:: Recorded data
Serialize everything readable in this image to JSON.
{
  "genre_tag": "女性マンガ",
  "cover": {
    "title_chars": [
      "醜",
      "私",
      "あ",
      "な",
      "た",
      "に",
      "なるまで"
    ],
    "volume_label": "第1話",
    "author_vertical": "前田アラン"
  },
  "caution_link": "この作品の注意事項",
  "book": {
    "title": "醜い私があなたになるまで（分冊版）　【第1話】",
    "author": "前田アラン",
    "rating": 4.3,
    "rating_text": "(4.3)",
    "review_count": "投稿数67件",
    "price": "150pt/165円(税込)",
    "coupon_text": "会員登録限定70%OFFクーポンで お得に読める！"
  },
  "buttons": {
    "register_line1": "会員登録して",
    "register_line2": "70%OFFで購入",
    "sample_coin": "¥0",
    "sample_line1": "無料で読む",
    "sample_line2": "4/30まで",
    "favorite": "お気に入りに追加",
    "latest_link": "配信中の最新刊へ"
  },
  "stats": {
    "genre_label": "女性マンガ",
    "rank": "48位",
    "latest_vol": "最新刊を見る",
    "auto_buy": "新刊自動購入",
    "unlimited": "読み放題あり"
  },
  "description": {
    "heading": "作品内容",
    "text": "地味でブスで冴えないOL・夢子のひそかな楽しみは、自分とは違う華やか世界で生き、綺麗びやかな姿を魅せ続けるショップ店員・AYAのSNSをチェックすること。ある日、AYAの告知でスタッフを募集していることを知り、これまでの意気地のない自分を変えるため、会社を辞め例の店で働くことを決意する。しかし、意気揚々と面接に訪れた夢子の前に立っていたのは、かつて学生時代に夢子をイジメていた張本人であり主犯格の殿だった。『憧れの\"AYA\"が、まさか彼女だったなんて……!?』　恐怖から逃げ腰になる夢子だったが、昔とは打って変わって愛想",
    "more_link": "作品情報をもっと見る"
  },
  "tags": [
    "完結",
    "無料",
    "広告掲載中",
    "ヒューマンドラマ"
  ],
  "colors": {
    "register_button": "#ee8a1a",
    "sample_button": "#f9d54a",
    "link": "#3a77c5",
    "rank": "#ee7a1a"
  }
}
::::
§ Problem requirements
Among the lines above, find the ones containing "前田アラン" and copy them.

§ Solution for this problem
    "author_vertical": "前田アラン"
    "author": "前田アラン",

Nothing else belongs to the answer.